IP rights prove crucial in dealmaking
Technology companies have played a major role in forcing the investment community to start taking intellectual property seriously. Telecoms and their equivalents in the software and biotechnology sectors, for example, are all dependent to a greater or lesser extent on patents and other forms of intellectual property.
The activities of such companies as Texas Instruments and IBM make it clear what a strong portfolio of intellectual property rights can mean to the bottom line.
In 1997, Texas Instruments purchased loss-making Amati Communications for $450 million, 35 times the $13 million worth of sales the acquisition had made over the previous 12 months. In doing so, Texas Instruments' chief executive officer, Tom Engibous, got his hands on a patent portfolio centred on digital subscription lines, the technology behind modems that offer high data capacity over ordinary phone lines.

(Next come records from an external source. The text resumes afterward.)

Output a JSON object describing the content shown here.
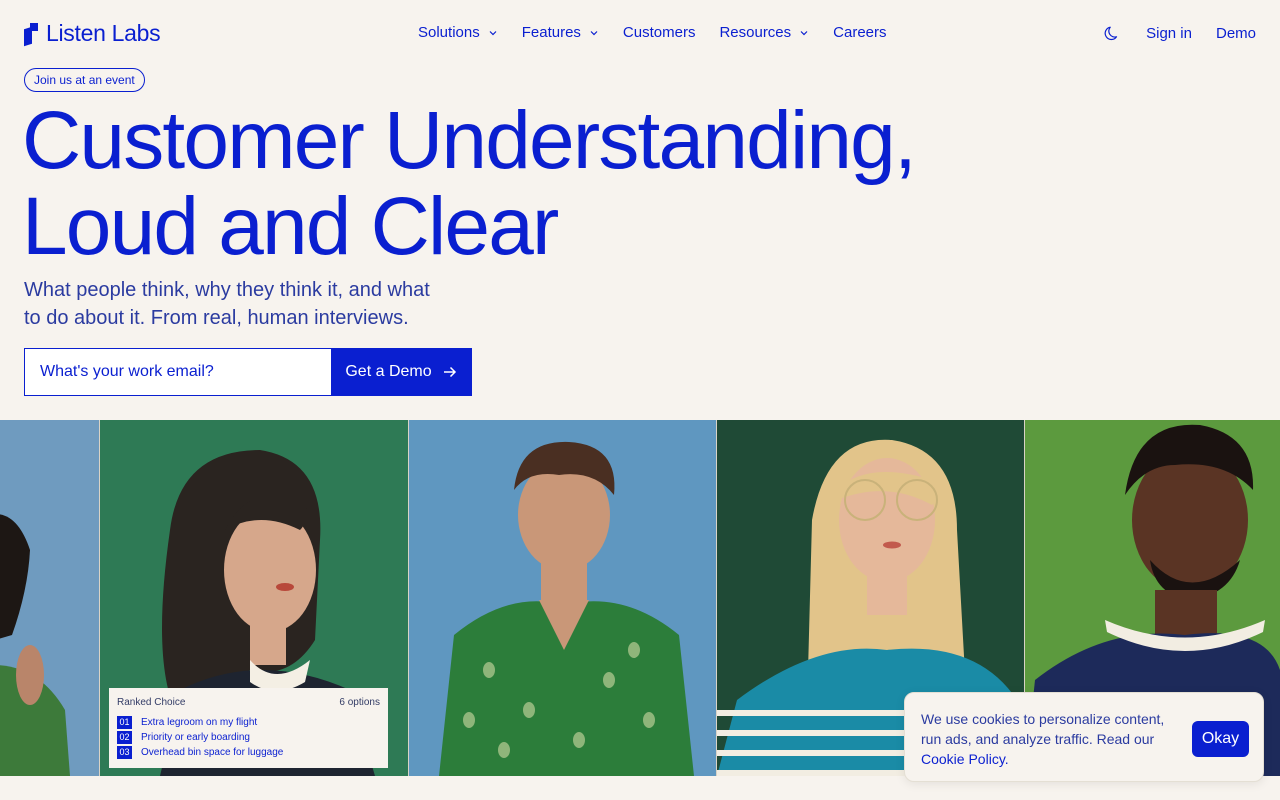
{
  "brand": {
    "name": "Listen Labs",
    "accent": "#0a1fd0",
    "background": "#f7f3ee"
  },
  "nav": {
    "links": [
      {
        "label": "Solutions",
        "dropdown": true
      },
      {
        "label": "Features",
        "dropdown": true
      },
      {
        "label": "Customers",
        "dropdown": false
      },
      {
        "label": "Resources",
        "dropdown": true
      },
      {
        "label": "Careers",
        "dropdown": false
      }
    ],
    "theme_icon": "moon-icon",
    "sign_in": "Sign in",
    "demo": "Demo"
  },
  "hero": {
    "event_pill": "Join us at an event",
    "headline_line1": "Customer Understanding,",
    "headline_line2": "Loud and Clear",
    "subhead_line1": "What people think, why they think it, and what",
    "subhead_line2": "to do about it. From real, human interviews.",
    "email_placeholder": "What's your work email?",
    "cta_label": "Get a Demo"
  },
  "photos": [
    {
      "subject": "person-portrait-partial",
      "bg": "#6f9bbf"
    },
    {
      "subject": "woman-portrait",
      "bg": "#2e7a55"
    },
    {
      "subject": "young-man-portrait",
      "bg": "#5f97c0"
    },
    {
      "subject": "woman-glasses-portrait",
      "bg": "#1f4a36"
    },
    {
      "subject": "man-portrait",
      "bg": "#5c9a3e"
    }
  ],
  "ranked_choice": {
    "title": "Ranked Choice",
    "count": "6 options",
    "items": [
      {
        "num": "01",
        "label": "Extra legroom on my flight"
      },
      {
        "num": "02",
        "label": "Priority or early boarding"
      },
      {
        "num": "03",
        "label": "Overhead bin space for luggage"
      }
    ]
  },
  "cookie": {
    "text": "We use cookies to personalize content, run ads, and analyze traffic. Read our",
    "link": "Cookie Policy.",
    "button": "Okay"
  }
}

Nowadays, DSL modems produced anywhere in the world contain chips based on designs licensed by Texas Instruments, so giving the company a valuable stake in a market that is set to generate $4 billion of sales this year.
At IBM, a licensing business that was worth $30 million a decade ago is forecast to bring in $1.7